For what it’s worth, these hardships will be balanced out by the deficit levy, which will only affect those earning over $180,000 a year.
The public sector
Abbott did promise to cut red tape, and now we’ll find out if they bleed: 16,500 red tapes are set to lose their jobs in the public sector as part of a massive reduction in the number and scope of government departments. Hopefully most of those red tapes are over 30.
Arts funding will be reduced by $87 million over four years. I’d love to give you the specifics, but I’m too bummed out right now.
Okay, fine. Screen Australia’s funding will be cut by $25 million over four years, with a further $10 million being clawed back with the dissolution of the Australian Interactive Games Fund.
Happily, Hockey resisted the temptation to wipe out community radio, as had been proposed. Instead, the approximately 360 community stations currently being funded will continue to receive federal support.
Remember the budget emergency? Well, it’s apparently pretty serious — but not as serious as defence, which will receive a large proportion of the money that that the more credulous among us assumed was earmarked for said deficit reduction. Put simply, we’re still getting our awesome, flawed, over-budget, overdue fighter jets. What’s more, we’re going to slowly grow defence expenditure until it’s 2% of GDP (it’s currently at approximately 1.7%).
We’re also getting a new Border Force, which will be an amalgamation of the customs and immigration departments.
Transport and infrastructure
No surprises here. As pledged, the Coalition has prioritised road projects, and Melbourne’s East-West Tunnel, Sydney’s WestConnex project, and Queensland’s Toowoomba Second Range Crossing will be underway before too long. Still, the wonderful Katherine Murphy estimates the Coalition’s actual commitment in terms of new infrastructure funding at approximately $5 billion, which is well short of the $40 billion figure that had been proudly and disingenuously trumpeted.

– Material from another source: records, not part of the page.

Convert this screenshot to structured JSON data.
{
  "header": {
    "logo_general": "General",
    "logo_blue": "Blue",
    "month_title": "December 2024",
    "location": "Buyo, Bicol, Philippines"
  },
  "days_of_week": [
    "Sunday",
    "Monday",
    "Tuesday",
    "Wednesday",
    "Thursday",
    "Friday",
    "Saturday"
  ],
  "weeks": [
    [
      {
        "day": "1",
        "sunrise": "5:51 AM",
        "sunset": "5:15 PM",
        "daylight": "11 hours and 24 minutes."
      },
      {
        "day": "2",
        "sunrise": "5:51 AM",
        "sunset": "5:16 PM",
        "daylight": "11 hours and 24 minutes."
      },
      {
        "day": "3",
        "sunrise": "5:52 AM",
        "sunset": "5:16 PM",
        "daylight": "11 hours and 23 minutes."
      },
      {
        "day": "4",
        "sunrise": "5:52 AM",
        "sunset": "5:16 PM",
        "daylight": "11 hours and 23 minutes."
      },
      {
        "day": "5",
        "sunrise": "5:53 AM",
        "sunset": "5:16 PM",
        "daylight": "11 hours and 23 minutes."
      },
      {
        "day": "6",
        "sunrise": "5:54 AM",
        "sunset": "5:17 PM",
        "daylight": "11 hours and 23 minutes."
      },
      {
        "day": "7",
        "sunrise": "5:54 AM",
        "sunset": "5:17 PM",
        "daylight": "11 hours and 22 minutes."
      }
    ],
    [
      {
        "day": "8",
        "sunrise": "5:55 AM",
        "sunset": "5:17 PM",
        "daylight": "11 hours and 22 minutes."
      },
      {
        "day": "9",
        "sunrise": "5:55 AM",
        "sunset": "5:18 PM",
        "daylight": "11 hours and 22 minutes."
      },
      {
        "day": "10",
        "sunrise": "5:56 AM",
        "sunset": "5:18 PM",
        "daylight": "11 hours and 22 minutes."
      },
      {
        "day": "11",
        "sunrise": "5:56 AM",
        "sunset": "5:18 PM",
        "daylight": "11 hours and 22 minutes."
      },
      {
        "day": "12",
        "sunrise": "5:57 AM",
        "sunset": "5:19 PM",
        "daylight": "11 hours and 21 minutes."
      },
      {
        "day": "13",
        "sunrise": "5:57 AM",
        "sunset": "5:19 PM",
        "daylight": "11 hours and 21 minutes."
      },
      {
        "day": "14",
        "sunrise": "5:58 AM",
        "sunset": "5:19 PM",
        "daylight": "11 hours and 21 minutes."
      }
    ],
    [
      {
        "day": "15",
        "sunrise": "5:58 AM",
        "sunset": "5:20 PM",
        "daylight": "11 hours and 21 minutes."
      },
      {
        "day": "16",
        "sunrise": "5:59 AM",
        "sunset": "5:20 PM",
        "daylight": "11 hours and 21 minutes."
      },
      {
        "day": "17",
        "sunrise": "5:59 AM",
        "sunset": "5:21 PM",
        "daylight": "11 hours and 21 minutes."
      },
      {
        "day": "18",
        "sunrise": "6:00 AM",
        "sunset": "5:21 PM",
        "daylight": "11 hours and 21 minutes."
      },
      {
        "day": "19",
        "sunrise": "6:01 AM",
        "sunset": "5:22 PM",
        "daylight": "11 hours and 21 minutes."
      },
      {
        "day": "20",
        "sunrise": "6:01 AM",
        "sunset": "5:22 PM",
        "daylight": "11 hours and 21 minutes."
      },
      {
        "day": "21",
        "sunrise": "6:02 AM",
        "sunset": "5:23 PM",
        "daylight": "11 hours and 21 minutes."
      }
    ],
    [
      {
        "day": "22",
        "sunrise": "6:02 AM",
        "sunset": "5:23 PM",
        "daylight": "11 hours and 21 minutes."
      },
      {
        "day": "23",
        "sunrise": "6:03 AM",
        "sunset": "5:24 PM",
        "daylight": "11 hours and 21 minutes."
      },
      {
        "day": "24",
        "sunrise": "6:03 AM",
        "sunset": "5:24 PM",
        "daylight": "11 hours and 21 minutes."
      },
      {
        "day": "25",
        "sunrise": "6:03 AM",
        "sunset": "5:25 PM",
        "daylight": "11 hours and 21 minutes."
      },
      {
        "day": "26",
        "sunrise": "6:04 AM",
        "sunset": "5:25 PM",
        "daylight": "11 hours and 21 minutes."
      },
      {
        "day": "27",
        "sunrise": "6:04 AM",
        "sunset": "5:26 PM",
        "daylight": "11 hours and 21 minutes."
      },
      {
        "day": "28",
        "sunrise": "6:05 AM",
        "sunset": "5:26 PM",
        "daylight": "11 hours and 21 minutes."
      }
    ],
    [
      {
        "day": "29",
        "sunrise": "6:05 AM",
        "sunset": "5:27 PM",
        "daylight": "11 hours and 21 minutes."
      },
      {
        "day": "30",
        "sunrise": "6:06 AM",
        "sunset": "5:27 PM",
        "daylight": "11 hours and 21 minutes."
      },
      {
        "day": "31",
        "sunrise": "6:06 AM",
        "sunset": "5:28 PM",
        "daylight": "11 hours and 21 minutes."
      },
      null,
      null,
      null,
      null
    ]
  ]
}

No hoverboards, either.
No, seriously. Rather than clawing back the deficit created by those kamikaze Labor zealots, the tax revenue reaped from the deficit levy and the increased fuel excise will go straight into covering the cost of a 1.5% reduction in the company tax. No, seriously!
Like the infrastructure largesse, the company tax cuts are designed to create jobs and stimulate growth as the mining boom slows, but it’s still a shitty look.

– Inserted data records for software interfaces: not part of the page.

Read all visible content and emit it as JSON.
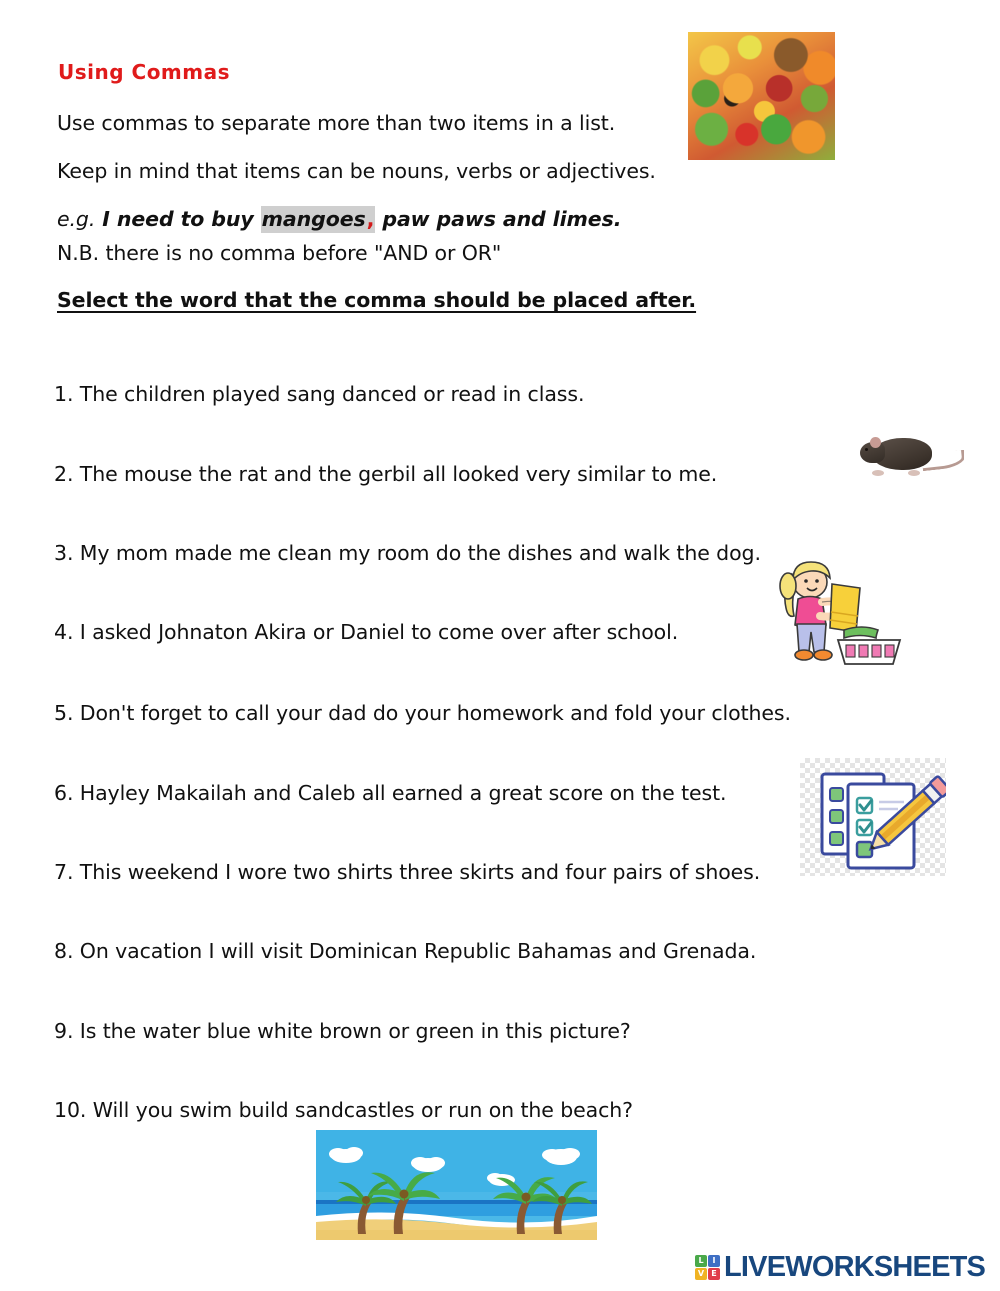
{
  "worksheet": {
    "title": "Using Commas",
    "title_color": "#e01b1b",
    "intro_line_1": "Use commas to separate more than two items in a list.",
    "intro_line_2": "Keep in mind that items can be nouns, verbs or adjectives.",
    "example": {
      "label": "e.g.",
      "before_highlight": " I need to buy ",
      "highlighted_word": "mangoes",
      "highlight_color": "#cfcfcf",
      "comma": ",",
      "comma_color": "#d21b1b",
      "after_highlight": " paw paws and limes."
    },
    "note_line": "N.B. there is no comma before \"AND or OR\"",
    "task_heading": "Select the word that the comma should be placed after."
  },
  "questions": [
    {
      "number": "1.",
      "text": "The children played sang danced or read in class."
    },
    {
      "number": "2.",
      "text": "The mouse the rat and the gerbil all looked very similar to me."
    },
    {
      "number": "3.",
      "text": "My mom made me clean my room do the dishes and walk the dog."
    },
    {
      "number": "4.",
      "text": "I asked Johnaton Akira or Daniel to come over after school."
    },
    {
      "number": "5.",
      "text": "Don't forget to call your dad do your homework and fold your clothes."
    },
    {
      "number": "6.",
      "text": "Hayley Makailah and Caleb all earned a great score on the test."
    },
    {
      "number": "7.",
      "text": "This weekend I wore two shirts three skirts and four pairs of shoes."
    },
    {
      "number": "8.",
      "text": "On vacation I will visit Dominican Republic Bahamas and Grenada."
    },
    {
      "number": "9.",
      "text": "Is the water blue white brown or green in this picture?"
    },
    {
      "number": "10.",
      "text": "Will you swim build sandcastles or run on the beach?"
    }
  ],
  "images": {
    "fruit": "tropical-fruit-photo",
    "rat": "rat-photo",
    "laundry": "girl-folding-laundry-clipart",
    "checklist": "checklist-with-pencil-clipart",
    "beach": "beach-with-palm-trees-banner"
  },
  "footer": {
    "logo_tiles": [
      "LI",
      "VE"
    ],
    "tile_letters": [
      "L",
      "I",
      "V",
      "E"
    ],
    "wordmark": "LIVEWORKSHEETS",
    "wordmark_color": "#18477e"
  }
}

In a dire arts funding landscape, the Australian Ballet School have bucked the trend, receiving $1 million to fund the construction of a boarding house at their Melbourne campus. Similarly, while the Federal Government has washed its hands of responsibility for education funding, Abbott has somehow managed to locate a spare $243 million to fund his school chaplains program over the next four years. Just a reminder that Indigenous services funding will be cut by $500 million.
If the 2014 Federal Budget seems like a vengeful, cowardly attack on the most vulnerable (read: least productive) members of society, try to remember that there was a budget emergency and that it was all Labor’s fault. Then think of the fighter jets. And the company tax reduction. Then think of any tradie that you know, and picture them working at age 69.
Then consider emigrating.
Edward Sharp-Paul is a writer from Melbourne. His words can be found at FasterLouder, Mess+Noise, Beat and The Brag, or on Twitter at @e_sharppaul.